Chapter 9 – 10 goes further by identifying children in need of care and support, the decision if a child is in need of care and support and protection of that child by presiding officers or police officers removing them from their circumstances and putting them in alternative (Chapter 11), temporary care, foster care (Chapter 12), care centers or facilities. Chapter 13 described the rights of children in youth and child care centers, the norms and standards, registration, cancellation of registration, operation and management and regulations relating to these centers. Drop-in centers are described in Chapter 14.
Chapter 15 describes the application and procedures for adoption, which children can be adopted, which people may adopt, consent for adoption and the functioning of the register for adoption. Chapter 16 goes further to describe inter-country adoption and International law relating hereto.
The Act deals with Child abduction (Chapter 17), Trafficking in children (Chapter 18) according to International law and powers of the Courts in regards hereto.
Chapter 19 sets out the regulations regarding to surrogate motherhood. The legal aspects and cancellation of the agreement, consent of the persons involved, prohibitions like payment and revealing of the identities of the persons involved may not be published.

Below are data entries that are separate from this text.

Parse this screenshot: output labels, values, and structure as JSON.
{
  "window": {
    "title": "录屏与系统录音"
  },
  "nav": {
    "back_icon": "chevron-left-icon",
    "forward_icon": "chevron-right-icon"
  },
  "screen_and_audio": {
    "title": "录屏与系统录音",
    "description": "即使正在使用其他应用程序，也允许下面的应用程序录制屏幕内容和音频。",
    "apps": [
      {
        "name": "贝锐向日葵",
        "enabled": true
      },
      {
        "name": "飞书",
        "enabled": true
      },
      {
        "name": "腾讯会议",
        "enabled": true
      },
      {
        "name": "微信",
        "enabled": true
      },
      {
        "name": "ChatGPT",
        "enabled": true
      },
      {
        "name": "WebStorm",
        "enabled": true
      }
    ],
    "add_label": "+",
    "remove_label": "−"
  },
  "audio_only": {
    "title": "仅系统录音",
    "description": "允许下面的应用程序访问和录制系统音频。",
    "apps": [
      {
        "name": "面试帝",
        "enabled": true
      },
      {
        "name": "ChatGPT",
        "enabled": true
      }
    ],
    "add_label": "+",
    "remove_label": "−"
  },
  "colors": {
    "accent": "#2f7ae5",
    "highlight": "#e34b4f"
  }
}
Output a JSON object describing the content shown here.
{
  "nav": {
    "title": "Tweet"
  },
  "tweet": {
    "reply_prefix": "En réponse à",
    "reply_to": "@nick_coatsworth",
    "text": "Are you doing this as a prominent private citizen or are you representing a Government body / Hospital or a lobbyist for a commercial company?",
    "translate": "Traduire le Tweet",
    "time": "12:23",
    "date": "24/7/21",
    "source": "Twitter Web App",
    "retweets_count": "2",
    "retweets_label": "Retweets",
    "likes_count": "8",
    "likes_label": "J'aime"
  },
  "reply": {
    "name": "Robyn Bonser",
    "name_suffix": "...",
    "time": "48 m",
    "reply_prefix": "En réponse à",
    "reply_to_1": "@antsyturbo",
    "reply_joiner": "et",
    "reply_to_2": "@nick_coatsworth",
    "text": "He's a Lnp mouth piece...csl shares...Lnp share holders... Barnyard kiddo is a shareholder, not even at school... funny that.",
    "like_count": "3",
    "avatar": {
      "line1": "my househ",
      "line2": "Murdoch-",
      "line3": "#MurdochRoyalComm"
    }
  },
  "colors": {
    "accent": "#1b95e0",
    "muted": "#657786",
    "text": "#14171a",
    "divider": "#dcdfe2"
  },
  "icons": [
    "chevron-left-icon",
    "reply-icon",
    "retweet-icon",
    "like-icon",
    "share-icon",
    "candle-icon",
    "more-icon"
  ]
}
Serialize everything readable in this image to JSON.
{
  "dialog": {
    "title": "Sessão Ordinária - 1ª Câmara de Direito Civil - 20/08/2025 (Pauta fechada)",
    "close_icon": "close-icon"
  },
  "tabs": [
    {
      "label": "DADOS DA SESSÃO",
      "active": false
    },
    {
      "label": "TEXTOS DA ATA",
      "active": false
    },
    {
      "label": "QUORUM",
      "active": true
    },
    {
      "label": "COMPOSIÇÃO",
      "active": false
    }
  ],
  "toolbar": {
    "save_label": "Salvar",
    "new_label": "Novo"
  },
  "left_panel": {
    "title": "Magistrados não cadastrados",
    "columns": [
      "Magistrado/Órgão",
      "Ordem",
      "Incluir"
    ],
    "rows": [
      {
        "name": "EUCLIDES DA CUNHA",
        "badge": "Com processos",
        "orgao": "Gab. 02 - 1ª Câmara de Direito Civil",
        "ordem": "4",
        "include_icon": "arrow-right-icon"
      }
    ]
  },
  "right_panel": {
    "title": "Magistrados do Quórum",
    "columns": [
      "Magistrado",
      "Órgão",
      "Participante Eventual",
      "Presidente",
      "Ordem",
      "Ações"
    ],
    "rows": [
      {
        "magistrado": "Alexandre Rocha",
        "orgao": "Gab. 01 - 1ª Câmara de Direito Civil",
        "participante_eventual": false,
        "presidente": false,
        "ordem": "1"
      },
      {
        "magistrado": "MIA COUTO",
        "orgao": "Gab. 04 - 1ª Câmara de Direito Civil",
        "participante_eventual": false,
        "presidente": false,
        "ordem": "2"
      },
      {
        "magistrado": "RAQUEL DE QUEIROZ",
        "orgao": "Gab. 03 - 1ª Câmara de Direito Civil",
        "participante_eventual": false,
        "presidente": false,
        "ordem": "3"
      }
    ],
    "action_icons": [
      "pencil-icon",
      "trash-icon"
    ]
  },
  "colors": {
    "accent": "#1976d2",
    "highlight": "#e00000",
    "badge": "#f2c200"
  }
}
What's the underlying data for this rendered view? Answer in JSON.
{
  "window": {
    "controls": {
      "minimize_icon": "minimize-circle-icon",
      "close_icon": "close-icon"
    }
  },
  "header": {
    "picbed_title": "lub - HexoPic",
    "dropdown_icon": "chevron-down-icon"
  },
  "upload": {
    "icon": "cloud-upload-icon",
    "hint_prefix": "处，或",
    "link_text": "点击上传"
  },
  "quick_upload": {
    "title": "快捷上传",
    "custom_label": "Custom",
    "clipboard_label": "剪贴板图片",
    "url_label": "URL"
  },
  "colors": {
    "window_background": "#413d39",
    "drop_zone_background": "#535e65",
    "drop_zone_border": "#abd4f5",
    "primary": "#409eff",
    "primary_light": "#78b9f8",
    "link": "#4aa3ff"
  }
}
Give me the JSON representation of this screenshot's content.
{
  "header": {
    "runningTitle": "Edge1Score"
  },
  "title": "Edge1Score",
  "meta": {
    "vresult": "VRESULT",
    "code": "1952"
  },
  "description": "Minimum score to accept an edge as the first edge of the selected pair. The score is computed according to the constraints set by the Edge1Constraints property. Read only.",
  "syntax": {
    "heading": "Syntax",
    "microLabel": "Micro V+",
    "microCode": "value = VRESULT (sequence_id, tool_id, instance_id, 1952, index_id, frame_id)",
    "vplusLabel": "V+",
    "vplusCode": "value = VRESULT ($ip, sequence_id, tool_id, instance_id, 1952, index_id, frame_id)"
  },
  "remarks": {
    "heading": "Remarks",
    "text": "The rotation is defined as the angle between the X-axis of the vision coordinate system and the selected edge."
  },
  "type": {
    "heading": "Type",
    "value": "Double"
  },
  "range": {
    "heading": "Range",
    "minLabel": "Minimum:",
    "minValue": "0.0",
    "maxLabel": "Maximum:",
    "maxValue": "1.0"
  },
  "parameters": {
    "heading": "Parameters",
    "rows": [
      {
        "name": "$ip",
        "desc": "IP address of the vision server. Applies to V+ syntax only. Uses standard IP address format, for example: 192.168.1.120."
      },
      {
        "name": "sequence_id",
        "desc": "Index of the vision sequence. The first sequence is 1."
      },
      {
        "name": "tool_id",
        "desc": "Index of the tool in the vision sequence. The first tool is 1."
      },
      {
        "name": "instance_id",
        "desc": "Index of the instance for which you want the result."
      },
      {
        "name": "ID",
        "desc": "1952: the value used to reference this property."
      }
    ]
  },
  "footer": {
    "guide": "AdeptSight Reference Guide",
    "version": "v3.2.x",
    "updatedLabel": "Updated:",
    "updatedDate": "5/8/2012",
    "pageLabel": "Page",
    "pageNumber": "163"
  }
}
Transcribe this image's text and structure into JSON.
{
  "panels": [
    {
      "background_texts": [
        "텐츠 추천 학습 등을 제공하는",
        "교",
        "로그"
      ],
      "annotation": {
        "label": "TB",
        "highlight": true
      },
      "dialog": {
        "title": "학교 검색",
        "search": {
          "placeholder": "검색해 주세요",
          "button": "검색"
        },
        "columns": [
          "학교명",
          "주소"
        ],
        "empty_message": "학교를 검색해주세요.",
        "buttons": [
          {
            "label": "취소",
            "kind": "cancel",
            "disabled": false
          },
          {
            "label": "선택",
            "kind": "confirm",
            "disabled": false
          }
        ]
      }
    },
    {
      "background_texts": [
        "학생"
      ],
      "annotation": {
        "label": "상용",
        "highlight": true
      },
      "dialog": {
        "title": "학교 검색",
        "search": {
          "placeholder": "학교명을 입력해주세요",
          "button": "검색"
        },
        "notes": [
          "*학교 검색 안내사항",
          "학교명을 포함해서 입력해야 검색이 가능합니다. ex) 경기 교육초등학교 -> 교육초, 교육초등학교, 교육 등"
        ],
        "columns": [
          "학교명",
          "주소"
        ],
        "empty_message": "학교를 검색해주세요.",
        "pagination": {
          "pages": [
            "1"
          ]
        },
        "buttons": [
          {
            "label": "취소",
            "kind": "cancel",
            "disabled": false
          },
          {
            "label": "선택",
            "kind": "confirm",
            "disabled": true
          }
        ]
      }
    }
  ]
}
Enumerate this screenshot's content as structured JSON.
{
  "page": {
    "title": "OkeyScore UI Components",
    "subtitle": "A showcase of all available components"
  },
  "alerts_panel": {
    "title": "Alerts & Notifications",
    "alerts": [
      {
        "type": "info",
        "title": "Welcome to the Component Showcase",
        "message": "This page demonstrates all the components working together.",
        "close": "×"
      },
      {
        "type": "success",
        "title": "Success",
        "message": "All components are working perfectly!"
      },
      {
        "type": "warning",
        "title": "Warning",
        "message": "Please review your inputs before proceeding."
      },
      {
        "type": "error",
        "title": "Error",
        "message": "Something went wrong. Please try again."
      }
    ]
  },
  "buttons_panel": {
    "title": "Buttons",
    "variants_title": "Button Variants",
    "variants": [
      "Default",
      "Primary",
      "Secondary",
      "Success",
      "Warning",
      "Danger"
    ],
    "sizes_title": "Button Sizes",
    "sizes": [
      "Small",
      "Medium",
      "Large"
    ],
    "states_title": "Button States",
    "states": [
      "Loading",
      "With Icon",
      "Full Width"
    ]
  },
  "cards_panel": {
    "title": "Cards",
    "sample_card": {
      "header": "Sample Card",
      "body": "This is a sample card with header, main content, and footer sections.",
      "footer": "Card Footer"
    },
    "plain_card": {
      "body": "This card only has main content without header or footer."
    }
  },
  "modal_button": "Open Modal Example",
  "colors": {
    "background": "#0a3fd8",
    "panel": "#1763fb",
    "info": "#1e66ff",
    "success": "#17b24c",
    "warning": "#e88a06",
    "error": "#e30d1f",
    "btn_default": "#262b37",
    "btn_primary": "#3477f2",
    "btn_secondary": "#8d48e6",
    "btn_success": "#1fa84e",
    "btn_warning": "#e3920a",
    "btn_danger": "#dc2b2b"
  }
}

The final chapter (Chapter 20) of the Act stipulates enforcement and offences relating to the Act. Procedures regarding inspection of all the facilities and persons described in this Act can also be carried out.
Acts repealed by the Children’s Act:
- Children’s Act 33/1960 – Whole
- General Law Further Amendment Act 93/1962 – Section 1
- Age of Majority Act 57/1972 – Whole
- Child Care Act 74/1983 – Whole
- Children’s Status Act 82/1987 – Whole
- Prevention of Family Violence Act 133/1993 – Section 4
- Guardianship Act 192/1993 – Whole
- Hague Convention on the Civil Aspects of International Child Abduction Act 72/1996 – Whole
- Natural Fathers of Children born out of Wedlock Act 86/1997 – Whole